### [What you are asked to do]
Give the entries back exactly, dropping each image.

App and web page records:
*** Begin section ***
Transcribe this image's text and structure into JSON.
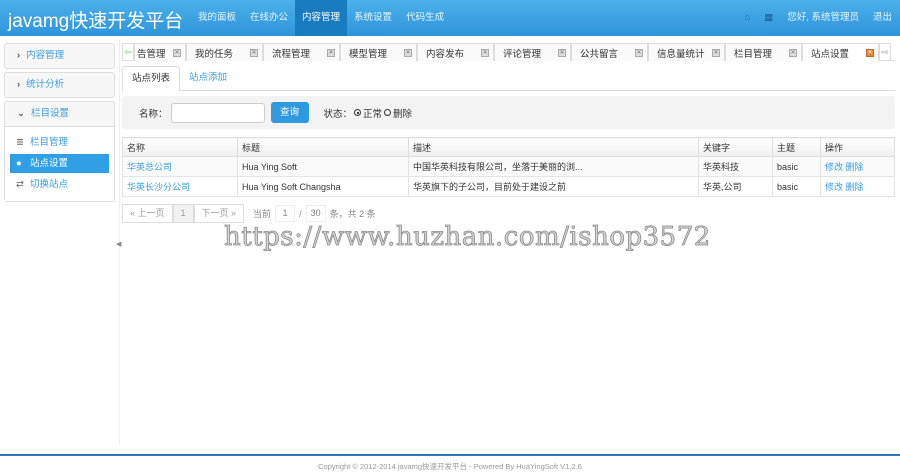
{
  "header": {
    "brand": "javamg快速开发平台",
    "nav": [
      "我的面板",
      "在线办公",
      "内容管理",
      "系统设置",
      "代码生成"
    ],
    "active_nav": 2,
    "greeting": "您好, 系统管理员",
    "logout": "退出"
  },
  "sidebar": {
    "panels": [
      {
        "label": "内容管理",
        "icon": "chevron-right-icon"
      },
      {
        "label": "统计分析",
        "icon": "chevron-right-icon"
      },
      {
        "label": "栏目设置",
        "icon": "chevron-down-icon"
      }
    ],
    "items": [
      {
        "label": "栏目管理",
        "icon": "list-icon"
      },
      {
        "label": "站点设置",
        "icon": "circle-icon"
      },
      {
        "label": "切换站点",
        "icon": "retweet-icon"
      }
    ],
    "active_item": 1
  },
  "tabs": [
    "告管理",
    "我的任务",
    "流程管理",
    "模型管理",
    "内容发布",
    "评论管理",
    "公共留言",
    "信息量统计",
    "栏目管理",
    "站点设置"
  ],
  "subtabs": [
    "站点列表",
    "站点添加"
  ],
  "search": {
    "name_label": "名称：",
    "name_value": "",
    "query_button": "查询",
    "status_label": "状态：",
    "status_options": [
      "正常",
      "删除"
    ],
    "status_selected": "正常"
  },
  "table": {
    "headers": [
      "名称",
      "标题",
      "描述",
      "关键字",
      "主题",
      "操作"
    ],
    "rows": [
      {
        "name": "华英总公司",
        "title": "Hua Ying Soft",
        "desc": "中国华英科技有限公司，坐落于美丽的浏...",
        "keywords": "华英科技",
        "theme": "basic",
        "edit": "修改",
        "delete": "删除"
      },
      {
        "name": "华英长沙分公司",
        "title": "Hua Ying Soft Changsha",
        "desc": "华英旗下的子公司，目前处于建设之前",
        "keywords": "华英,公司",
        "theme": "basic",
        "edit": "修改",
        "delete": "删除"
      }
    ]
  },
  "pager": {
    "prev": "« 上一页",
    "page": "1",
    "next": "下一页 »",
    "current_label": "当前",
    "current": "1",
    "sep": "/",
    "page_size": "30",
    "suffix": "条，共 2 条"
  },
  "watermark": "https://www.huzhan.com/ishop3572",
  "footer": "Copyright © 2012-2014 javamg快速开发平台 - Powered By HuaYingSoft V1.2.6"
}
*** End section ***
### [Response]
Transcribe this image's text and structure into JSON.
{
  "header": {
    "brand": "javamg快速开发平台",
    "nav": [
      "我的面板",
      "在线办公",
      "内容管理",
      "系统设置",
      "代码生成"
    ],
    "active_nav": 2,
    "greeting": "您好, 系统管理员",
    "logout": "退出"
  },
  "sidebar": {
    "panels": [
      {
        "label": "内容管理",
        "icon": "chevron-right-icon"
      },
      {
        "label": "统计分析",
        "icon": "chevron-right-icon"
      },
      {
        "label": "栏目设置",
        "icon": "chevron-down-icon"
      }
    ],
    "items": [
      {
        "label": "栏目管理",
        "icon": "list-icon"
      },
      {
        "label": "站点设置",
        "icon": "circle-icon"
      },
      {
        "label": "切换站点",
        "icon": "retweet-icon"
      }
    ],
    "active_item": 1
  },
  "tabs": [
    "告管理",
    "我的任务",
    "流程管理",
    "模型管理",
    "内容发布",
    "评论管理",
    "公共留言",
    "信息量统计",
    "栏目管理",
    "站点设置"
  ],
  "subtabs": [
    "站点列表",
    "站点添加"
  ],
  "search": {
    "name_label": "名称：",
    "name_value": "",
    "query_button": "查询",
    "status_label": "状态：",
    "status_options": [
      "正常",
      "删除"
    ],
    "status_selected": "正常"
  },
  "table": {
    "headers": [
      "名称",
      "标题",
      "描述",
      "关键字",
      "主题",
      "操作"
    ],
    "rows": [
      {
        "name": "华英总公司",
        "title": "Hua Ying Soft",
        "desc": "中国华英科技有限公司，坐落于美丽的浏...",
        "keywords": "华英科技",
        "theme": "basic",
        "edit": "修改",
        "delete": "删除"
      },
      {
        "name": "华英长沙分公司",
        "title": "Hua Ying Soft Changsha",
        "desc": "华英旗下的子公司，目前处于建设之前",
        "keywords": "华英,公司",
        "theme": "basic",
        "edit": "修改",
        "delete": "删除"
      }
    ]
  },
  "pager": {
    "prev": "« 上一页",
    "page": "1",
    "next": "下一页 »",
    "current_label": "当前",
    "current": "1",
    "sep": "/",
    "page_size": "30",
    "suffix": "条，共 2 条"
  },
  "watermark": "https://www.huzhan.com/ishop3572",
  "footer": "Copyright © 2012-2014 javamg快速开发平台 - Powered By HuaYingSoft V1.2.6"
}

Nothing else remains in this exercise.